“To achieve our ambitious objectives, we are exploring new cell architecture concepts based on nanostructured zinc oxide layers,” he says. “In addition, in order to improve process yield and reliability of the new manufacturing process, techniques are being developed for quality assessment and process monitoring. These are non-destructive techniques that have to be able to provide relevant information, if possible in real time, as we move forward with the fabrication of the solar cells and modules.”
Eighteen months into the 42-month project, Professor Perez-Rodriguez says some interesting results have already been achieved. The researchers have demonstrated the scalability of electro-deposition-based processes for the synthesis of very homogeneous large areas of thin-film chalcogenide absorbers. They have already produced medium-area solar modules with cell efficiency of up to 15.4 percent.
He adds: “Meanwhile, we have also defined scalable routes for the synthesis of nanoparticles to be used in inks for solar-cell precursor fabrication using very fast and simple printing processes, similar to those used to print a newspaper.”

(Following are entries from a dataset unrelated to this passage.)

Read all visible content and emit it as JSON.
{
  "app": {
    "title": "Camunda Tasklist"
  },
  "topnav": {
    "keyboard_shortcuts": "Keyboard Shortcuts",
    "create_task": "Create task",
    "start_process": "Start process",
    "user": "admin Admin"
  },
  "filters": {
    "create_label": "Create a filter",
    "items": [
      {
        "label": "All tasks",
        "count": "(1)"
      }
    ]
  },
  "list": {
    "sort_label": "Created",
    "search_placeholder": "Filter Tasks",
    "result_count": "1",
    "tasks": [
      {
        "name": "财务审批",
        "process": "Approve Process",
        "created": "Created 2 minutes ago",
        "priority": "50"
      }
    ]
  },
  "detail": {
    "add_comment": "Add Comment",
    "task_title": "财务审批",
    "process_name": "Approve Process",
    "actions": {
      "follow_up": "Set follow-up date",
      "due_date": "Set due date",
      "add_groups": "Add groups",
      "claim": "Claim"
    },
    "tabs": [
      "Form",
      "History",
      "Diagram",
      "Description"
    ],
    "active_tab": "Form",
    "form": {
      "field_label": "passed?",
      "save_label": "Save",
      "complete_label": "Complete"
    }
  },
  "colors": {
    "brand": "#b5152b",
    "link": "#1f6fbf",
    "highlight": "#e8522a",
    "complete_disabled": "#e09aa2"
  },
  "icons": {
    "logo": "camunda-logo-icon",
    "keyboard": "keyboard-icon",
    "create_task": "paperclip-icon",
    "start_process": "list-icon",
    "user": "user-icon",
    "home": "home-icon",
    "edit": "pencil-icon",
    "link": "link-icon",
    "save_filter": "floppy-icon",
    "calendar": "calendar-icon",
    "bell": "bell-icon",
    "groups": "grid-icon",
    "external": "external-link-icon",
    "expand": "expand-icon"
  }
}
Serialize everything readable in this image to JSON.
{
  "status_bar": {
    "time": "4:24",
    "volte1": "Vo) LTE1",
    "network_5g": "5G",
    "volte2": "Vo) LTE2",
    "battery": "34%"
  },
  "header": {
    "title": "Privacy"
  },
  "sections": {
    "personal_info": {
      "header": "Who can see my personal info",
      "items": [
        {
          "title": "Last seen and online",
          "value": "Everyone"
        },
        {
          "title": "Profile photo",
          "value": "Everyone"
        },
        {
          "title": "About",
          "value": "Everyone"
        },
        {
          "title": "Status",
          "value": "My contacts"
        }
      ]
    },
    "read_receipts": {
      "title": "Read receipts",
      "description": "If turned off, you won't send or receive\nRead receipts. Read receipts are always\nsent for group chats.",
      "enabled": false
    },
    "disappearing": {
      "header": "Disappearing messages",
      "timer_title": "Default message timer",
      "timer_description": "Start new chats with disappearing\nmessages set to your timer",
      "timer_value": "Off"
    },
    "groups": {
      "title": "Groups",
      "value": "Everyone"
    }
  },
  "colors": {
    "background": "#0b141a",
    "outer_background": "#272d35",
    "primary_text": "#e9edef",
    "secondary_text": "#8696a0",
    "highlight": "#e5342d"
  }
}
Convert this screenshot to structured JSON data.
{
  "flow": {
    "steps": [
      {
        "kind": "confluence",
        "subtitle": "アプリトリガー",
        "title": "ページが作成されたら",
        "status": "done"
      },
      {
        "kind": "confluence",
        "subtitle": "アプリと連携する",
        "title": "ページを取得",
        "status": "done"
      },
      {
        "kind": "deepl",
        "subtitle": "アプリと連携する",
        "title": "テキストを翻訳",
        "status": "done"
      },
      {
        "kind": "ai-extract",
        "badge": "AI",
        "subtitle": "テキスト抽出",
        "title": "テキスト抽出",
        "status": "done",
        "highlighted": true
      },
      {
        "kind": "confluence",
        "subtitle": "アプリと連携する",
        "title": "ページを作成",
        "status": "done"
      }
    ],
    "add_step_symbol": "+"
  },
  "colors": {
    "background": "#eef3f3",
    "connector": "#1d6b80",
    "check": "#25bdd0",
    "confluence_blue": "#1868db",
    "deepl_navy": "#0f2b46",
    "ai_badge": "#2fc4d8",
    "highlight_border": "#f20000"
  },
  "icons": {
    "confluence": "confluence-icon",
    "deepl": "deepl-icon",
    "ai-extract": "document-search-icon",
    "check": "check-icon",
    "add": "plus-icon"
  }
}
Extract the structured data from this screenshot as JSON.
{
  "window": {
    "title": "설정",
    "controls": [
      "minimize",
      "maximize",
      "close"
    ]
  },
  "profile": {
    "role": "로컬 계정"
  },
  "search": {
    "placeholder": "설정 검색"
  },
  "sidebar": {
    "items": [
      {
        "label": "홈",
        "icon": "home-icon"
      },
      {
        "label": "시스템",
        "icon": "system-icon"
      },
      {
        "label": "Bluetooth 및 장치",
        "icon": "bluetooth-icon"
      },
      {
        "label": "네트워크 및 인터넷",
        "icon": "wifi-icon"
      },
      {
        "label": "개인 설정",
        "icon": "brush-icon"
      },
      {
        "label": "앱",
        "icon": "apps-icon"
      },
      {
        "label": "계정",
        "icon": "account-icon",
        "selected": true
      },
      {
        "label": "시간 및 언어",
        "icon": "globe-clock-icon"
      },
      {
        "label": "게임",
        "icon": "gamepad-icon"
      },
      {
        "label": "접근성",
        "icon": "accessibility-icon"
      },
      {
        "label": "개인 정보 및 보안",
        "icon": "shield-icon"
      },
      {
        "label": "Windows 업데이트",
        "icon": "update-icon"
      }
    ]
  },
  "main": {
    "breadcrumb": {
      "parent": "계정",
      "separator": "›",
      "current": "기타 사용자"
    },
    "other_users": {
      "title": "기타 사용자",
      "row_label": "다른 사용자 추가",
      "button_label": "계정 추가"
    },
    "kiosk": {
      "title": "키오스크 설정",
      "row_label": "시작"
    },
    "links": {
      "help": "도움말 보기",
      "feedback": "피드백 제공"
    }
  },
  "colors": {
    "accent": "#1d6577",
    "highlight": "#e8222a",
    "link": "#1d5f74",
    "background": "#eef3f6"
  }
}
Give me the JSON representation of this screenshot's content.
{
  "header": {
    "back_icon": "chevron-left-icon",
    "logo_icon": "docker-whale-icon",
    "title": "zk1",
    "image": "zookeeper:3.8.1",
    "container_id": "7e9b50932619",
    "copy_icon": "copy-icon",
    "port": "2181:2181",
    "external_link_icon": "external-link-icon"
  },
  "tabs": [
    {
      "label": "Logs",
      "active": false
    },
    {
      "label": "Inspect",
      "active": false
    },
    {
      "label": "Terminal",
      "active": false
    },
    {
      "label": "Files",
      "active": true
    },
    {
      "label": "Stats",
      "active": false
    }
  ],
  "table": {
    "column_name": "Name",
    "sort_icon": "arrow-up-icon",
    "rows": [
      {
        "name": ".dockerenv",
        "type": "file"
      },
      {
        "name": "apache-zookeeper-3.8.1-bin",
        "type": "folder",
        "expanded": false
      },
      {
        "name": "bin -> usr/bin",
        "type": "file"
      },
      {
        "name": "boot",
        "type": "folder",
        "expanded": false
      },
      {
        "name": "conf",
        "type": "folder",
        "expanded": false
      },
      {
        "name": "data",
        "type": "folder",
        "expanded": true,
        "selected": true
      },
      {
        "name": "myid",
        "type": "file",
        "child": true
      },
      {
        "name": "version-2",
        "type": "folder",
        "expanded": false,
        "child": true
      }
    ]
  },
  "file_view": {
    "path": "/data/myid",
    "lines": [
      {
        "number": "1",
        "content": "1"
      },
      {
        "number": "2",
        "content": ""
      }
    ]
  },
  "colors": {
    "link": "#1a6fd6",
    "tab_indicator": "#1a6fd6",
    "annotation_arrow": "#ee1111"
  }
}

The researchers have also identified processes, including chemical bath deposition and new electrostatically spray assisted vapour deposition (ESAVD) processes for the synthesis of transparent conductive oxide (TCO) layers, an essential part of the solar cell.
SCALENANO’s work could be an important step towards increasing the share of renewable energy sources in the EU’s energy mix, and help make solar cell manufacturers more competitive.
“We are talking about helping to develop a new energy production model, which constitutes a key challenge for the 21st century,” says Professor Perez-Rodriguez. “Competitive PV technologies will allow average citizens to become energy producers, paving the way to self-production of electricity. This will definitely contribute to a more decentralised energy model where people play an active role.”
SCALENANO has received around EUR 7.5 million in EU funding and is scheduled to complete its work in July 2015.
The project is an active member of the EU PV Clusters, the European Clusters of projects on nanotechnology and photovoltaics, a unique and important initiative at the European level aimed at bringing together all the projects on photovoltaics to discuss industrial strategies and highlight the leading role of nanotechnology.